**Task statement:**
Filter the data below, keeping only lines that contain "Fenômenos".

**Material to process:**
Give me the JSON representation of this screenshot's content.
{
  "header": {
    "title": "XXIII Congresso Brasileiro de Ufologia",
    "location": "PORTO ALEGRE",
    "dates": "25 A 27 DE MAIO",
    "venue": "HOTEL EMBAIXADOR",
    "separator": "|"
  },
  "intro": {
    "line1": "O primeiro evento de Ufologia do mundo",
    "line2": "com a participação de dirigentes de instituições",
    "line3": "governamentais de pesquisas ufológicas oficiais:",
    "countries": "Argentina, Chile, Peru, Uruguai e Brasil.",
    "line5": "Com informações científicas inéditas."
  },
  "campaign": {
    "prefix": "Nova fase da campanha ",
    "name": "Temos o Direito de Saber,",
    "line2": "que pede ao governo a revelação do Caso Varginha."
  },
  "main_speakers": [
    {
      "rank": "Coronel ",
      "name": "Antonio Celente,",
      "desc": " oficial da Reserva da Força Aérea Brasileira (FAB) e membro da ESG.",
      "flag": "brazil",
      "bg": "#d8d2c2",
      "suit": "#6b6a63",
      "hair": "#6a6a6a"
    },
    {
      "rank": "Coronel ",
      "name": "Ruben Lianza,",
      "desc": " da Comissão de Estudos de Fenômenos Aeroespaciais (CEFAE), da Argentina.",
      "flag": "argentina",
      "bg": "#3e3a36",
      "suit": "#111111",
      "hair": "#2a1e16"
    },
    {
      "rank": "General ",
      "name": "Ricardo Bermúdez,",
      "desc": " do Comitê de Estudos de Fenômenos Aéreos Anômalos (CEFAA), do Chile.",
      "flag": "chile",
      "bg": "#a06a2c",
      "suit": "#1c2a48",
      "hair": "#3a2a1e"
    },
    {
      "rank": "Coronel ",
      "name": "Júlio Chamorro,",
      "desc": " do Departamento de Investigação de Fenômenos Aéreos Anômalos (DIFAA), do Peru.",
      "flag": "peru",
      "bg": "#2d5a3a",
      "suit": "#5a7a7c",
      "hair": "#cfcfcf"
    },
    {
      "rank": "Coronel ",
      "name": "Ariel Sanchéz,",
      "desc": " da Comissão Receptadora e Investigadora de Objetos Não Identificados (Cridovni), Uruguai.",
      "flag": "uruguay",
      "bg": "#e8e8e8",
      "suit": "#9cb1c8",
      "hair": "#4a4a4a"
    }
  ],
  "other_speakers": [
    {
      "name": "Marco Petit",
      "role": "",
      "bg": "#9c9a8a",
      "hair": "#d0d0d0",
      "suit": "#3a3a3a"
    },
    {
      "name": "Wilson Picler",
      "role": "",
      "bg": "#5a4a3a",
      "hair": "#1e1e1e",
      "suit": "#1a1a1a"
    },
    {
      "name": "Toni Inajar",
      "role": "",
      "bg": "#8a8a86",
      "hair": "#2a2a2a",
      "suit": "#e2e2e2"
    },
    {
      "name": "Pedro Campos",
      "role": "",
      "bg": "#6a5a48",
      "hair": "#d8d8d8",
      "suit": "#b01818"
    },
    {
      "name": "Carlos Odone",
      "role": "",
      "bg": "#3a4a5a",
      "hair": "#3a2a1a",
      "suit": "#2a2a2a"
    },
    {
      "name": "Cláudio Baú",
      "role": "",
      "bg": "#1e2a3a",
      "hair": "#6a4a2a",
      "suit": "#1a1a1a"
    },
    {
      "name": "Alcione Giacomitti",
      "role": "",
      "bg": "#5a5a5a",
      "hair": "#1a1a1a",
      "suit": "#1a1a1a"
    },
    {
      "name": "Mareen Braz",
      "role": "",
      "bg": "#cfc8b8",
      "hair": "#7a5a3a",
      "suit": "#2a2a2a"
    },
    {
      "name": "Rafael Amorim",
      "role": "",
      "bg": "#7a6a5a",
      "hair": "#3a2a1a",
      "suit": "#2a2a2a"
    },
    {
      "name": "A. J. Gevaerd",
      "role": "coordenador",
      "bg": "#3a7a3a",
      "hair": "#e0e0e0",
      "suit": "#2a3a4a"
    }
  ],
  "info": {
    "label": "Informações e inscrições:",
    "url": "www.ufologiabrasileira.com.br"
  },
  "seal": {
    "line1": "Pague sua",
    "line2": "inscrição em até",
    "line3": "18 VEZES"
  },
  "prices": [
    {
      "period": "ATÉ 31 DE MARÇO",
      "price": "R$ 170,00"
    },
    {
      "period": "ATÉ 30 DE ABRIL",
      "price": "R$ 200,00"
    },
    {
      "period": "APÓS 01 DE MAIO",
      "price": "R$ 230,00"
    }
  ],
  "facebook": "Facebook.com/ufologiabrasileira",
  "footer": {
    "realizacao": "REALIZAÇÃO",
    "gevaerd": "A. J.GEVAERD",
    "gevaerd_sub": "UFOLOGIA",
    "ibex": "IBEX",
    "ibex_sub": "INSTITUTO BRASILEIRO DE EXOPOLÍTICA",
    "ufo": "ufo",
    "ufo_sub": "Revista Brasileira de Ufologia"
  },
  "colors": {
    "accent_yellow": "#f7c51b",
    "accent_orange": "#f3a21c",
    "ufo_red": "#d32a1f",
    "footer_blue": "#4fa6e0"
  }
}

**Answer to this problem:**
      "desc": " da Comissão de Estudos de Fenômenos Aeroespaciais (CEFAE), da Argentina.",
      "desc": " do Comitê de Estudos de Fenômenos Aéreos Anômalos (CEFAA), do Chile.",
      "desc": " do Departamento de Investigação de Fenômenos Aéreos Anômalos (DIFAA), do Peru.",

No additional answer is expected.